The San Francisco Giants no longer want home run king Barry Bonds, but the Feds do.
Baseball's greatest homerun hitter is under indictment on charges he lied when he said under oath that he did not use steroids or other performance enhancing drugs.
Just three months after celebrating a career high, smashing baseball's overall homerun record.
"This record is not tainted at all," Bonds said.
Now comes this career low, an indictment on four counts of perjury and one count of obstruction of justice.
The grand jury says evidence was obtained including positive tests for the presence of anabolic steroids and other performance enhancing substances for Bonds.
The indictment accuses Bonds of making false declarations.
"The man who has hit more homeruns than anyone else in the history of the sport is potentially a cheater, a liar, and may be thrown in jail," stated Christine Brennan, columnist for USA Today.
Bonds has long maintained his personal trainer supplied him with substances that he thought were arthritis balm and flaxseed oil.
That trainer, Greg Anderson, was released Nov. 15 after spending months in jail for refusing to testify against his longtime friend.
Bonds' indictment caught his attorneys off guard.
"Now, the public is going to get the whole truth, not just selectively leaked fabrications," explained Mike Rains, Bonds' attorney.
It's also a surprise to Victor Conte, the man whose company, BALCO, is at the center of the government's steroid probe.
"I just don't think they have the evidence that meets beyond a reasonable doubt standard," said Victor Conte, BALCO founder.
If convicted, Bonds could spend 30 years in prison, but the sentence would likely be much less.
Baseball commissioner Bud Selig says he's taking the indictment very seriously.
The head of the baseball players' union says he's saddened at the indictment of Barry Bonds on perjury and obstruction of justice charges in the steroid scandal.

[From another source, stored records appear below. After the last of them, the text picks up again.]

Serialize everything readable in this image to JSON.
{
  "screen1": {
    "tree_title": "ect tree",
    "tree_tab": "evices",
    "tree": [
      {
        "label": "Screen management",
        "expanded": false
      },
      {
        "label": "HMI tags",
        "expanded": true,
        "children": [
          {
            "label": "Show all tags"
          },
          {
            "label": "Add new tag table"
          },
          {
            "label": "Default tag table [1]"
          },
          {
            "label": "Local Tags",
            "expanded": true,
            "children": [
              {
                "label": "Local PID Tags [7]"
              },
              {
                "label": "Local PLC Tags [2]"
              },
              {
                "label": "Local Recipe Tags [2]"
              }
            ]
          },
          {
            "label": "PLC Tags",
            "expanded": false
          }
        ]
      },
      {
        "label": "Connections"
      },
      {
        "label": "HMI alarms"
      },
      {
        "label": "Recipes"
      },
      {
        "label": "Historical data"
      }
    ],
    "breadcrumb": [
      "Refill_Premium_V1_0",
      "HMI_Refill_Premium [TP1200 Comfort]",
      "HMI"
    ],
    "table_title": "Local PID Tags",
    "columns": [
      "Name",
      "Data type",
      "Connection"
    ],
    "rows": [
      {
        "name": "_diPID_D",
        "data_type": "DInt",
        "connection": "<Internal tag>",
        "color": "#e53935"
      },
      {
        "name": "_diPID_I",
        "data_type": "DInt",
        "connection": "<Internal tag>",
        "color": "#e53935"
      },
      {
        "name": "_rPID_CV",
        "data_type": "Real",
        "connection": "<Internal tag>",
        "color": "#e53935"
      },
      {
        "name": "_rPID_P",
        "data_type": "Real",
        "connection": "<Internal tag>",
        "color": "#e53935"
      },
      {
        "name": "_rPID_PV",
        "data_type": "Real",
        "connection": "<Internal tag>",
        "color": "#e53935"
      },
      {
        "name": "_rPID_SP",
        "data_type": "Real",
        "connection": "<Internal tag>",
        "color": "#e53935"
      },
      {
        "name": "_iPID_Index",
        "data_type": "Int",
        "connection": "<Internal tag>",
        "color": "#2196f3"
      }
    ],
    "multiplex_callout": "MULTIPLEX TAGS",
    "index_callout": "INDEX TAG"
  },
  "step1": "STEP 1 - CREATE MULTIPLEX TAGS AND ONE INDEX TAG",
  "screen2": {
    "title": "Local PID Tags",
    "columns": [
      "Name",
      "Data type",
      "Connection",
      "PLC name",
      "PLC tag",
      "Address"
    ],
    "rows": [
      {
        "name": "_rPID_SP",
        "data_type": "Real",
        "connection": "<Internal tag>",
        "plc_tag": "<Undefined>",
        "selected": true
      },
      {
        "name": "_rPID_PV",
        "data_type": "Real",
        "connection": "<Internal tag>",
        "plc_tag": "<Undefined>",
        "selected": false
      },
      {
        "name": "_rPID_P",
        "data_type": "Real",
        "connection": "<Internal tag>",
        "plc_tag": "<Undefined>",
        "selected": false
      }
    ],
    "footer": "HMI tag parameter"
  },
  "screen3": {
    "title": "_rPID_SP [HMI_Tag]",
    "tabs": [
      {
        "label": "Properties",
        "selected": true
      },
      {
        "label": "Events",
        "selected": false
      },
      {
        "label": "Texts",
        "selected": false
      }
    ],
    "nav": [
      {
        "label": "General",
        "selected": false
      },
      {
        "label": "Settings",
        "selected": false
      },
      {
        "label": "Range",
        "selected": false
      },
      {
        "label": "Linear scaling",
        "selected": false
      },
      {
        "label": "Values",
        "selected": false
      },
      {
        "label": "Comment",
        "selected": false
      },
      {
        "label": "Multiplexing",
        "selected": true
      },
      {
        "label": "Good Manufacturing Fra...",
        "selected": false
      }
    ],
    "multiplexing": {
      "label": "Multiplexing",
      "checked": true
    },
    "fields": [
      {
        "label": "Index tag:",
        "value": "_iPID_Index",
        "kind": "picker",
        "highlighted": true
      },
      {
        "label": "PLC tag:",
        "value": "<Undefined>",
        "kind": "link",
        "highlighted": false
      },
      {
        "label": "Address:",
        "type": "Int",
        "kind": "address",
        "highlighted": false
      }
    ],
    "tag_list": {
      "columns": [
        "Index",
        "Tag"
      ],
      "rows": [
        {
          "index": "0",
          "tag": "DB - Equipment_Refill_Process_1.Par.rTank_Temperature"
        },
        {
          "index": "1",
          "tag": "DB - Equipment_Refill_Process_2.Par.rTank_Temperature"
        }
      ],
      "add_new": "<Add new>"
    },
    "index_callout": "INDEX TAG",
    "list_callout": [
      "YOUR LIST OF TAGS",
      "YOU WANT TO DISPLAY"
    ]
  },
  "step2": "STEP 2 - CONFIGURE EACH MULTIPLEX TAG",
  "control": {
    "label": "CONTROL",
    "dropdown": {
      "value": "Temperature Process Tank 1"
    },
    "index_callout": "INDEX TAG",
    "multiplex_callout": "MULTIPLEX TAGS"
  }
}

Meanwhile, a lawyer for Bonds' personal trainer says the charges are "out of left field."